• [Stored data]:
**********

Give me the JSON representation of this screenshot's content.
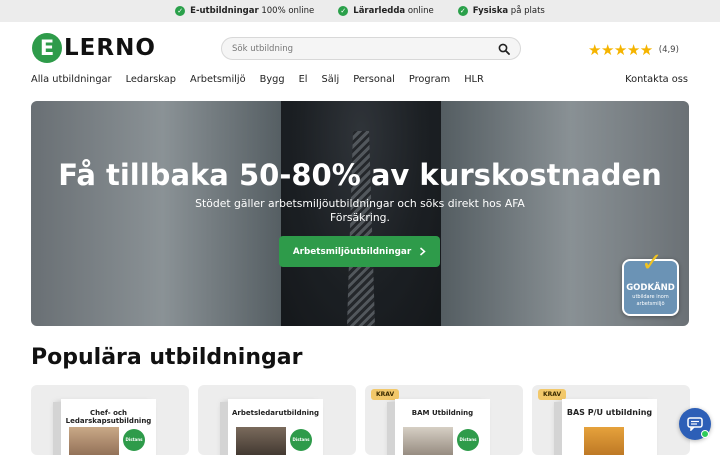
{
  "topbar": {
    "usps": [
      {
        "strong": "E-utbildningar",
        "rest": "100% online"
      },
      {
        "strong": "Lärarledda",
        "rest": "online"
      },
      {
        "strong": "Fysiska",
        "rest": "på plats"
      }
    ]
  },
  "header": {
    "logo_letter": "E",
    "logo_word": "LERNO",
    "search_placeholder": "Sök utbildning",
    "stars": "★★★★★",
    "rating": "(4,9)"
  },
  "nav": {
    "items": [
      "Alla utbildningar",
      "Ledarskap",
      "Arbetsmiljö",
      "Bygg",
      "El",
      "Sälj",
      "Personal",
      "Program",
      "HLR"
    ],
    "contact": "Kontakta oss"
  },
  "hero": {
    "title": "Få tillbaka 50-80% av kurskostnaden",
    "subtitle_line1": "Stödet gäller arbetsmiljöutbildningar och söks direkt hos AFA",
    "subtitle_line2": "Försäkring.",
    "cta_label": "Arbetsmiljöutbildningar",
    "badge_title": "GODKÄND",
    "badge_sub": "utbildare inom arbetsmiljö"
  },
  "section": {
    "title": "Populära utbildningar"
  },
  "cards": [
    {
      "title": "Chef- och Ledarskapsutbildning",
      "stamp": "Distans",
      "krav": ""
    },
    {
      "title": "Arbetsledarutbildning",
      "stamp": "Distans",
      "krav": ""
    },
    {
      "title": "BAM Utbildning",
      "stamp": "Distans",
      "krav": "KRAV"
    },
    {
      "title": "BAS P/U utbildning",
      "stamp": "",
      "krav": "KRAV"
    }
  ],
  "colors": {
    "brand_green": "#2e9b4a",
    "star": "#f5b400",
    "chat": "#2d5fb7"
  },
  "icons": [
    "check-icon",
    "search-icon",
    "chevron-right-icon",
    "chat-icon"
  ]
}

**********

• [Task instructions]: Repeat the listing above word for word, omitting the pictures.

• [Completed task]:
Give me the JSON representation of this screenshot's content.
{
  "topbar": {
    "usps": [
      {
        "strong": "E-utbildningar",
        "rest": "100% online"
      },
      {
        "strong": "Lärarledda",
        "rest": "online"
      },
      {
        "strong": "Fysiska",
        "rest": "på plats"
      }
    ]
  },
  "header": {
    "logo_letter": "E",
    "logo_word": "LERNO",
    "search_placeholder": "Sök utbildning",
    "stars": "★★★★★",
    "rating": "(4,9)"
  },
  "nav": {
    "items": [
      "Alla utbildningar",
      "Ledarskap",
      "Arbetsmiljö",
      "Bygg",
      "El",
      "Sälj",
      "Personal",
      "Program",
      "HLR"
    ],
    "contact": "Kontakta oss"
  },
  "hero": {
    "title": "Få tillbaka 50-80% av kurskostnaden",
    "subtitle_line1": "Stödet gäller arbetsmiljöutbildningar och söks direkt hos AFA",
    "subtitle_line2": "Försäkring.",
    "cta_label": "Arbetsmiljöutbildningar",
    "badge_title": "GODKÄND",
    "badge_sub": "utbildare inom arbetsmiljö"
  },
  "section": {
    "title": "Populära utbildningar"
  },
  "cards": [
    {
      "title": "Chef- och Ledarskapsutbildning",
      "stamp": "Distans",
      "krav": ""
    },
    {
      "title": "Arbetsledarutbildning",
      "stamp": "Distans",
      "krav": ""
    },
    {
      "title": "BAM Utbildning",
      "stamp": "Distans",
      "krav": "KRAV"
    },
    {
      "title": "BAS P/U utbildning",
      "stamp": "",
      "krav": "KRAV"
    }
  ],
  "colors": {
    "brand_green": "#2e9b4a",
    "star": "#f5b400",
    "chat": "#2d5fb7"
  },
  "icons": [
    "check-icon",
    "search-icon",
    "chevron-right-icon",
    "chat-icon"
  ]
}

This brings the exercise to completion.